But after disappointing first-quarter GDP data and intense political pressure to ease, the central bank in May lowered its policy rate by 25 basis points to 2.50 per cent.

The governor has cited the household debt level as a reason not to cut rates further. "It's on the high side and is what we are keeping an eye on," he said.

But Finance Minister Kittirat Na Ranong maintained such debt was "not too high" and anyway had been pushed up partly by purchases of property, which he called "good assets".

"Our household debt is still under control," he said. "If banks are worried about it, they should be careful about lending. So there won't be any problem."

The jump in debt levels stems partly from government stimulus policies, particularly a subsidy in 2012 for first-time car buyers. Populist policies helped put Prime Minister Yingluck Shinawatra in power in 2011 and she is under pressure to continue them.

So far, bad loans remain small. Bangkok Bank BBL.BK, the biggest lender, said 2.4 per cent of its loans were non-performing as of June 30, from 2.3 per cent at the end of 2012.

For the whole banking sector, the June 30 level was 2.2 per cent, compared with 2.3 per cent in December and 11 per cent in 2004.

Prasarn says debt levels should recede as banks become more cautious about their loan books.

They have not followed the last official rate cut, seeing no need to stimulate further borrowing interest. And many have increased loan-loss provisions while tightening lending rules to avoid bad loans.

"It's not something to panic about as yet. But one should expect some tightening, especially on household debt including mortgages, to prevent a further spike in household leverage," said Gundy Cahyadi, an economist at OCBC Bank in Singapore.

Possible options include a lowering in loan-to-value (LTV) ratios for second or third mortgages, or a maximum credit limit or repayment period on some personal loans.
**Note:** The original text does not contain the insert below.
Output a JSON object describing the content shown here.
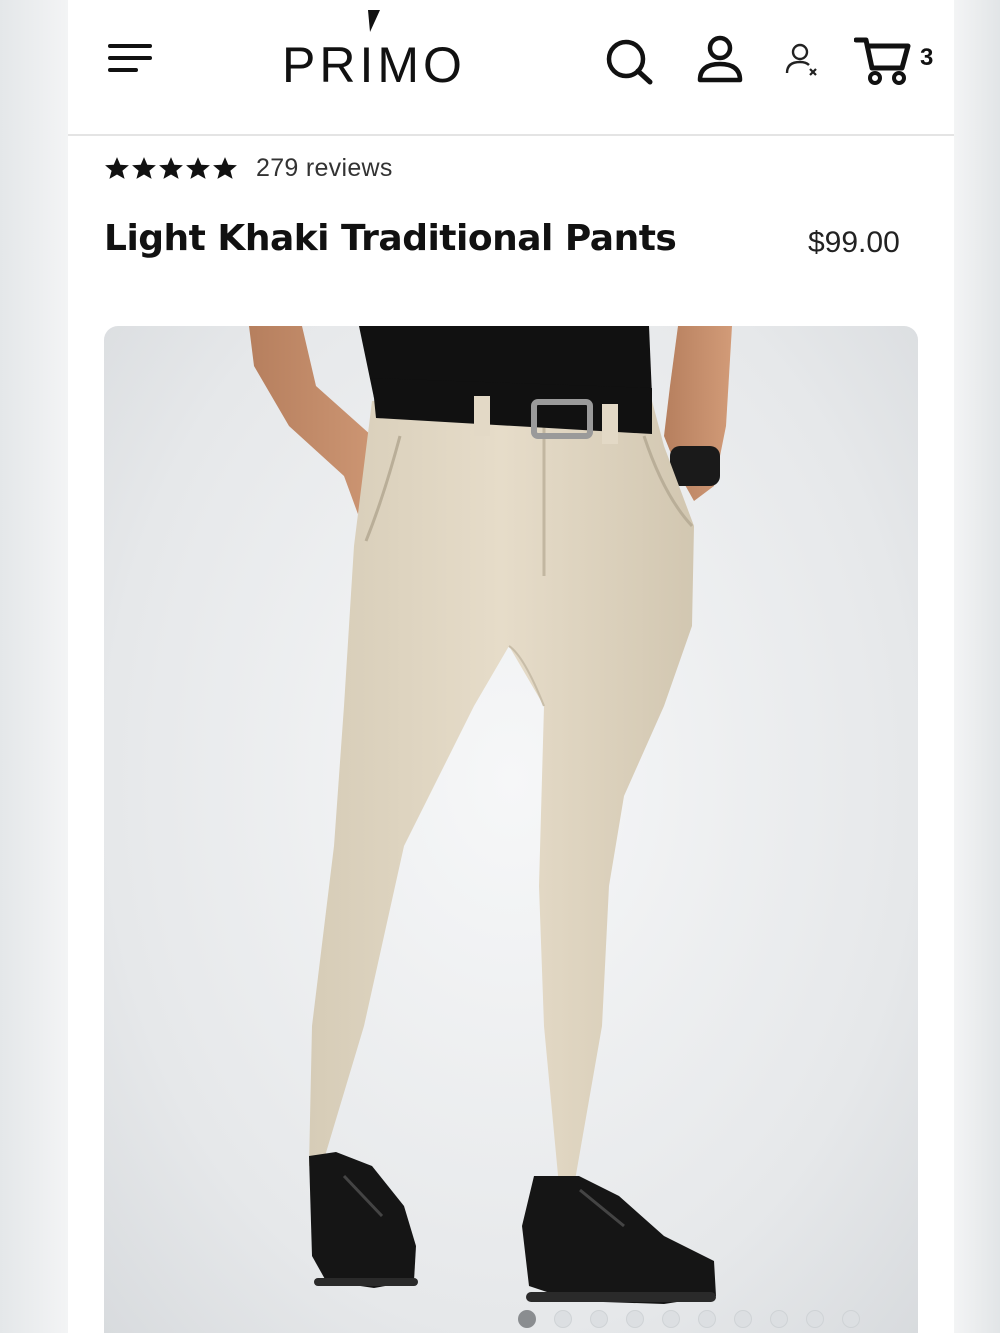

Currently, the LTV is set by the central bank generally at 90 per cent for apartments costing less than 10 million baht (S$406,000) and 95 per cent for houses.

"The central bank may not rush to introduce any measure as it will hurt the economy further. It will wait until it sees alarming signs before taking action," said Pimonwan Mahujchariyawong, an economist at Kasikorn Research Center.
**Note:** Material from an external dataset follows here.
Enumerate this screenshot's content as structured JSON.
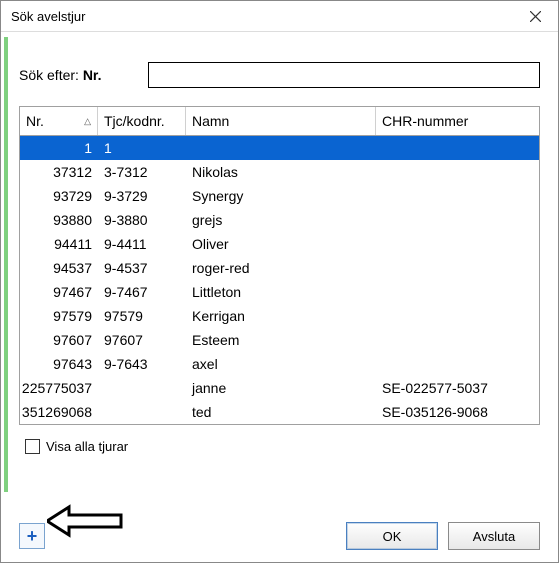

Consumption is already falling, exports are sluggish and huge infrastructure projects seem unlikely to start this year as planned. In July, the central bank cut its projection for GDP growth this year to 4.2 per cent from 5.1 per cent. The finance ministry recently said it could be around 4 per cent.

The slowing economy has added to the worries of consumers, especially those with low wages. Consumers face lofty interest rates of 20 per cent on credit cards and 28 per cent on personal loans, and loan sharks charge even more.

Wilaiporn Chomrung, who is 34 and has temporary work for the government, said her monthly pay of US$290 (S$369) was not enough as 80 per cent went to pay home and car loans. "It's tough. I have to do a part-time job and spend less. It will be tougher if the economy gets worse."

High debt burdens are a worry as they leave individuals a thin margin for error if income falls or costs go up. Among the most vulnerable are farmers who tap rubber, whose price has been falling.

"Our fear is that household leverage has risen to a level where the debt-servicing burden would leave households with little cushion to absorb income shocks unless they reduce consumption expenditure," said Santitarn Sathirathai, an economist at Credit Suisse in Singapore.

One source of worry is the car subsidy programme, which accounted for about 1.25 million of the record 1.43 million vehicles sold last year. The programme ended in December, but cars are still being delivered, and some buyers are paying for them at a time their incomes could fall.

Since May, the central bank has kept its key interest rate at 2.50 per cent. The minutes of the policy committee's July meeting said "credit growth remained high. In particular, the rising trend of household debt burden, if it continues, could add to overall financial imbalances."

Finance Minister Kittirat wants a cut nonetheless, but economists doubt he will get his way this time: the consensus is that the next move will not be until the third quarter of 2014 - and then it will be an increase.